Is there a reserve requirement? – This is kind of related to the maintenance plan of the property manager. I met with one that required homeowners to keep $500 in a separate maintenance fund to help with minor repairs.
Do they provide statements? – Or, do they provide you with online account statements on their website? This can be a great feature if you are an out of town landlord on the move.
What is their cancelation policy? – What if you decide to sell your house? Does your property manager firm have a cancelation policy when you terminate your contract with them?
Whose responsibility is yard maintenance? – Typically, yard work is a responsibility that falls on the tenant. But, you want to make sure that it is included in the rental contract the property managers have with tenants.
Do they have a move in checklist?? – Most property managers have a checklist, but it is always a great idea to ask for a copy of what they will use when you are interviewing property managers before you hire them.
How will your property be advertised? – Which websites will your home be advertised on? Will it be listed on the multiple listing service (MLS)? Will your property manager give you a rundown of how your property was shown each week and where it was advertised? Will you be responsible for showing your home while you live there? Or, what is the property manager’s policy on showing properties?
How often will they visit the property? – I have interviewed several managers who only visit your house once every four months. I interviewed another who checks on it every month. It is not hard to see which one I favor.
Do they have references? – This is critical, and this is how my wife and I find all of the professionals we work with. You should not pick people out of the phone book. You need to ask your friends, family, and coworkers for their recommendations. It is the best way to find a successful professional.
Do they also sell property? – Not a critical deciding factor, but it can be a good thing to know if things change for you later down the line.
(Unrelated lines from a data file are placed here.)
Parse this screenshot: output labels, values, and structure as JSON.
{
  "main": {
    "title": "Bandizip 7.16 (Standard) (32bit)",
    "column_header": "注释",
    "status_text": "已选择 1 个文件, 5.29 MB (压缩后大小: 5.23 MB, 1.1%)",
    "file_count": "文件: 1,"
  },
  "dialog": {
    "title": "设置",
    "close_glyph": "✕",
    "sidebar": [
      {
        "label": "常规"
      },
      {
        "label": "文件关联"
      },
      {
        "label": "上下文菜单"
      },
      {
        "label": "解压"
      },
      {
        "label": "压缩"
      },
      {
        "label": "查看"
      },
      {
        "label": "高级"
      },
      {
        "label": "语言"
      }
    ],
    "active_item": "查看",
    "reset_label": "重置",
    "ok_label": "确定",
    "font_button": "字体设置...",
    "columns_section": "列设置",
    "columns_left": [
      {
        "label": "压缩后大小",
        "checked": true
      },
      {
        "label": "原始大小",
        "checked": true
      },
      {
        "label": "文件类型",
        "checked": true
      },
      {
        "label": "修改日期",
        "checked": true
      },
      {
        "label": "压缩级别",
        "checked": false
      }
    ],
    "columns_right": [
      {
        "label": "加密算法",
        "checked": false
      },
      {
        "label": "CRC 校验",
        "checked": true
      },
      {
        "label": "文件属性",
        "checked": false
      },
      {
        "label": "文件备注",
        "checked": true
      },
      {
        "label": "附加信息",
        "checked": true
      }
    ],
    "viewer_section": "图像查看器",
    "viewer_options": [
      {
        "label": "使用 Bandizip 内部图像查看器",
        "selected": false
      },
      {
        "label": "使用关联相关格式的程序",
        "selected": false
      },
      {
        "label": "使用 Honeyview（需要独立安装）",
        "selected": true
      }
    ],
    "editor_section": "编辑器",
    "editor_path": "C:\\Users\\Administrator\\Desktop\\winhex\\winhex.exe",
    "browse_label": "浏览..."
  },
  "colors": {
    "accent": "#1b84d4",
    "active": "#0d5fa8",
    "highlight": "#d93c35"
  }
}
These are all key questions to ask a property manager that you are considering to hire to manage your home. Do not take these decisions lightly. Conducting the due diligence now when hiring a property manager can help you to prevent issues down the road.